Development and psychometric evaluation of the Quality of Patient-Centered Cancer Care measure with haematological cancer survivors (#1116)

Flora Tzelepis 1 , Rob W. Sanson-Fisher 1 , Alix E. Hall 1 , Mariko L. Carey 1 , Christine L. Paul 1 , Tara Clinton-McHarg 1
  1. University of Newcastle, Callaghan, NSW, Australia


The Institute of Medicine (IOM) recommended six objectives for achieving patient-centered care which stated that care must be: 1) respectful to patients’ values, preferences, and expressed needs; 2) coordinated and integrated; 3) provide information, communication, and education; 4) ensure physical comfort; 5) provide emotional support; and 6) involve family and friends. However, most patient-reported outcome measures developed with cancer populations fail to address all six dimensions of patient-centered care.


To develop the Quality of Patient-Centered Cancer Care (QPCCC) measure based on the IOM recommendations and to examine the measure’s validity, reliability, floor and ceiling effects.


Haematological cancer survivors aged 18-80 years were recruited from two Australian state cancer registries and were mailed the QPCCC measure. To examine test-retest reliability a second QPCCC measure was mailed to survivors who returned a completed QPCCC measure and agreed to future research 7 days after the return of their initial completed QPCCC measure.

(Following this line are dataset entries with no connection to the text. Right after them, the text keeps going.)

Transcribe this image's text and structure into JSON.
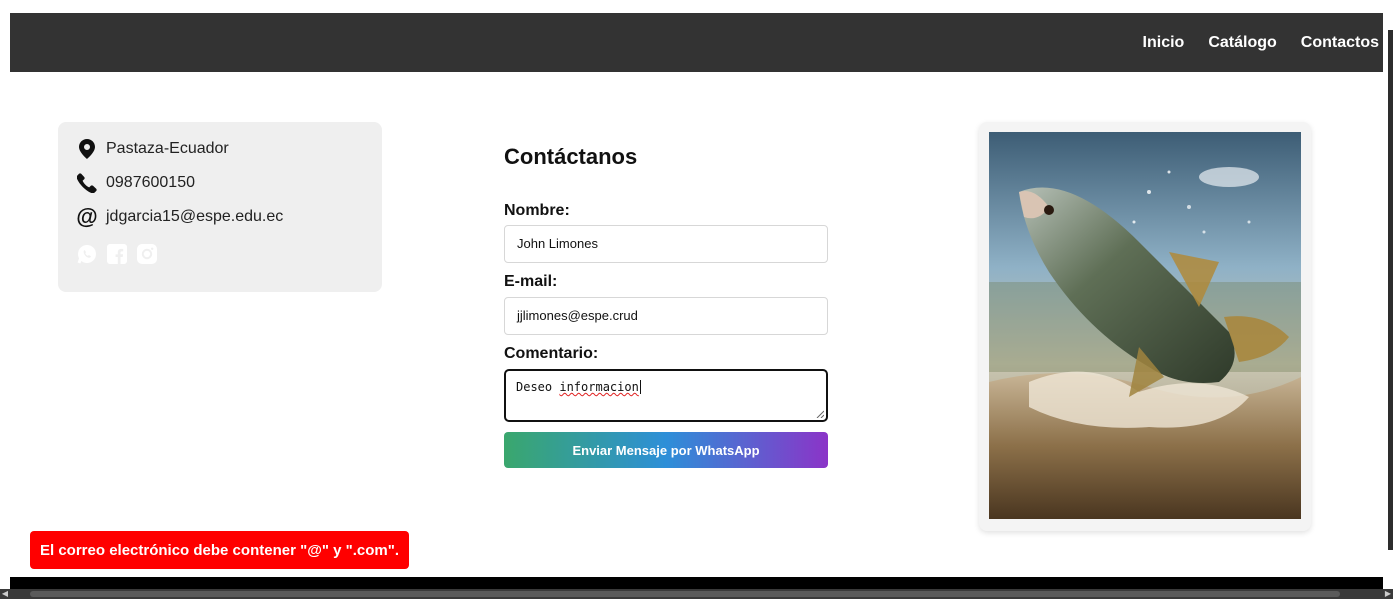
{
  "nav": {
    "links": [
      "Inicio",
      "Catálogo",
      "Contactos"
    ]
  },
  "info": {
    "location": "Pastaza-Ecuador",
    "phone": "0987600150",
    "email": "jdgarcia15@espe.edu.ec",
    "socials": [
      "whatsapp-icon",
      "facebook-icon",
      "instagram-icon"
    ]
  },
  "form": {
    "title": "Contáctanos",
    "nombre_label": "Nombre:",
    "nombre_value": "John Limones",
    "email_label": "E-mail:",
    "email_value": "jjlimones@espe.crud",
    "comentario_label": "Comentario:",
    "comentario_word1": "Deseo",
    "comentario_word2": "informacion",
    "submit_label": "Enviar Mensaje por WhatsApp"
  },
  "toast": {
    "message": "El correo electrónico debe contener \"@\" y \".com\"."
  },
  "colors": {
    "navbar": "#333333",
    "toast": "#ff0000",
    "button_gradient": [
      "#3aa76d",
      "#2d8fd8",
      "#8b34c8"
    ]
  }
}
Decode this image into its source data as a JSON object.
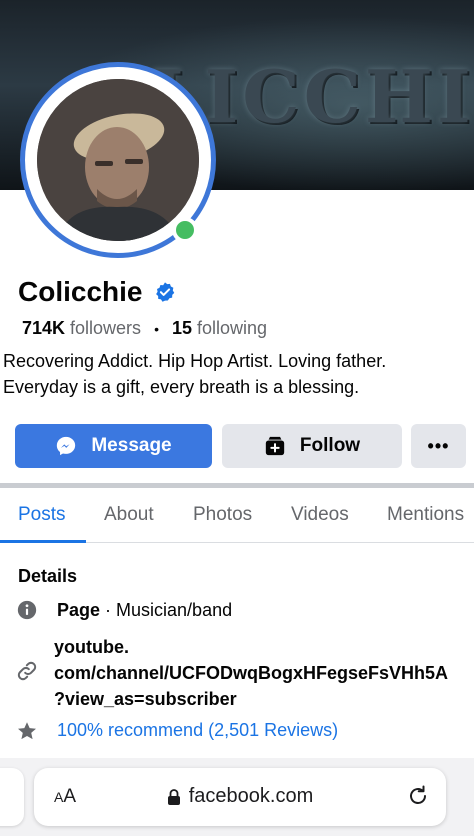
{
  "cover": {
    "text": "LICCHIE"
  },
  "profile": {
    "name": "Colicchie",
    "followers_count": "714K",
    "followers_label": "followers",
    "separator": "•",
    "following_count": "15",
    "following_label": "following",
    "bio_line1": "Recovering Addict. Hip Hop Artist. Loving father.",
    "bio_line2": "Everyday is a gift, every breath is a blessing.",
    "online": true
  },
  "actions": {
    "message_label": "Message",
    "follow_label": "Follow",
    "more_label": "•••"
  },
  "tabs": [
    {
      "label": "Posts",
      "active": true
    },
    {
      "label": "About",
      "active": false
    },
    {
      "label": "Photos",
      "active": false
    },
    {
      "label": "Videos",
      "active": false
    },
    {
      "label": "Mentions",
      "active": false
    }
  ],
  "details": {
    "title": "Details",
    "page_label": "Page",
    "page_category": " · Musician/band",
    "link_line1": "youtube.",
    "link_line2": "com/channel/UCFODwqBogxHFegseFsVHh5A",
    "link_line3": "?view_as=subscriber",
    "recommend": "100% recommend (2,501 Reviews)"
  },
  "browser": {
    "text_size_big": "A",
    "text_size_small": "A",
    "url": "facebook.com"
  },
  "icons": {
    "verified": "verified-badge-icon",
    "messenger": "messenger-icon",
    "follow": "follow-icon",
    "info": "info-icon",
    "link": "link-icon",
    "star": "star-icon",
    "lock": "lock-icon",
    "reload": "reload-icon"
  },
  "colors": {
    "accent": "#1b74e4",
    "message_button": "#3b78e0",
    "secondary_button": "#e4e6eb",
    "online": "#45bd62",
    "avatar_ring": "#3e77d8"
  }
}
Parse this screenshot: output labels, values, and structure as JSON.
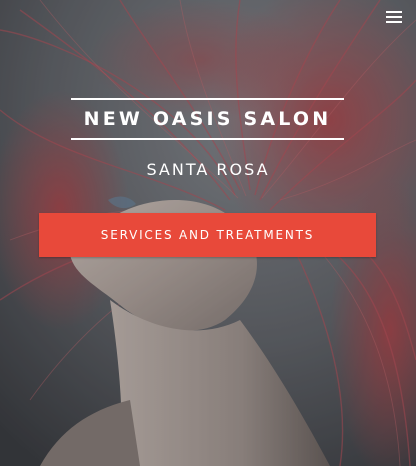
{
  "header": {
    "menu_icon": "hamburger-menu-icon"
  },
  "hero": {
    "title": "NEW OASIS SALON",
    "subtitle": "SANTA ROSA",
    "cta_label": "SERVICES AND TREATMENTS",
    "image_description": "woman with flowing red hair"
  },
  "colors": {
    "accent": "#e8493a",
    "text": "#ffffff",
    "background": "#5b5e64",
    "hair": "#b5484e"
  }
}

QPCCC items were developed based on an extensive literature review, input provided from behavioural scientists, haematologists and a cancer specialist and in-depth individual interviews undertaken with seventeen haematological cancer survivors. Overall 545 haematological cancer survivors completed the QPCCC measure. Exploratory factor analysis revealed a 10-factor structure with factor loadings >0.40. The QPCCC measure demonstrated acceptable internal consistency for all subscales. When assessing test-retest reliability, Cohen’s kappa revealed most items showed moderate agreement. The area of cancer care most frequently nominated as needing improvement was hospital staff not helping family and friends to find other people with similar experiences to talk to (34%).


The QPCCC measure showed evidence of face and content validity, construct validity and internal consistency. However, the measure’s test-retest reliability could be improved. Psychometrically robust patient-reported outcome measures that assess the quality of patient-centered cancer care are essential to quality improvement efforts.